Source: USPTO

Addressing what some would call a drawback of modern computer design, Apple has developed a system that provides users plug alignment assistance for hard to reach ports normally located in the rear of desktop enclosures.

Published by the U.S. Trademark and Patent Office on Thursday, Apple's application for "Electronic devices with connector alignment assistance" details an automated system capable of sensing an incoming input connector, determining its orientation and guiding a user to correct insertion.

Computer makers have for years hidden unsightly ports — USB, FireWire, audio, video and more — on the rear of computer enclosures, a design that, while aesthetically pleasing, is limited in its functionality. For example, users attempting to plug in a USB cable might find it challenging to achieve the correct horizontal and vertical alignment or proper plug orientation. In the same way, a user might forget whether or not a port is occupied or where it is located.

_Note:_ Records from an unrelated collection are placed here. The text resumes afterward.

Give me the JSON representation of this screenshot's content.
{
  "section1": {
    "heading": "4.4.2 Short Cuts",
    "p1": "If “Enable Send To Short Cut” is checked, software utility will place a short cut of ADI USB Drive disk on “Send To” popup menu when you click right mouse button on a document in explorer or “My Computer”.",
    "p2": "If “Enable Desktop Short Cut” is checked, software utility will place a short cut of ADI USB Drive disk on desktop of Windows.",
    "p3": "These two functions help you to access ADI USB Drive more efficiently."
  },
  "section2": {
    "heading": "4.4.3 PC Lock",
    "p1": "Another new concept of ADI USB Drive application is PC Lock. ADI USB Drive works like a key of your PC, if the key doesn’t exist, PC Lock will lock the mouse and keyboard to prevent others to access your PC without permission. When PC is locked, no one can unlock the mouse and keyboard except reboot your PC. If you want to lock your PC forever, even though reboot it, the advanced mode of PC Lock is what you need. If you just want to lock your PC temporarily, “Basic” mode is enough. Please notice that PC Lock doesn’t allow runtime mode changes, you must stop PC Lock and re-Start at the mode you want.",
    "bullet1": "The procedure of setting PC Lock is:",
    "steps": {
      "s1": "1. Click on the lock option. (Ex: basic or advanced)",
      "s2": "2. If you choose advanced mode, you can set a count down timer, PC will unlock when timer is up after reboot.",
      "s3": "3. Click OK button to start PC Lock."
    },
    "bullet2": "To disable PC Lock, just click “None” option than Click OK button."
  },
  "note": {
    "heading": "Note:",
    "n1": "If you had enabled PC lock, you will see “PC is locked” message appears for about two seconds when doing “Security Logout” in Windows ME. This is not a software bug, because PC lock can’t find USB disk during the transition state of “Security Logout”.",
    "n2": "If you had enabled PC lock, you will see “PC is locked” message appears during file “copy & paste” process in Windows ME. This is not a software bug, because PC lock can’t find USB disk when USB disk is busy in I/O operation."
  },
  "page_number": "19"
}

Apple proposes a method of monitoring a plug's location and orientation relative to an input, either through sensor data or visual information gathered by cameras. For example, an electrode array might determine that a plug is nearby, while a camera and image recognition software can ascertain orientation information.

Apple's invention covers x-, y- and z-axis positioning, as well as connector-specific orientation as detected through real-time image recognition reckoning. Ideal sensors for the job include capacitive, light-based, proximity and more. Depth perception can be determined via stereo cameras or a single 3D camera.

Illustration of camera (left) and electrode array plug sensing.

The invention's second stage processes alignment or misalignment data and relays it to a user through audio and visual indications. Some embodiments call for logic-based voice instructions like "move plug left" or "move plug right," while others rely on simple tones. Users might also receive assistance with onscreen text and graphics.

In one potential embodiment, LEDs deployed behind micro-perforations in a computer chassis are programmed to illuminate visual cues like right and left arrows, an "X" to denote a port is occupied, text and other notifications. An iMac might feature a one-to-one representation of its rear ports, displayed via an LED array installed in the front-facing bottom "chin" portion, for example.

There is no evidence that Apple intends to incorporate such functionality into its Mac lineup; the closest approximation is the Mac Pro's motion-sensing LED-backlit port array. A number of products could do with some type of guidance system, however, especially unwieldy all-in-ones like the 27-inch iMac.

Apple's port alignment patent application was first filed for in July 2014 and credits Christiaan A. Ligtenberg and David G. Conroy as its inventors.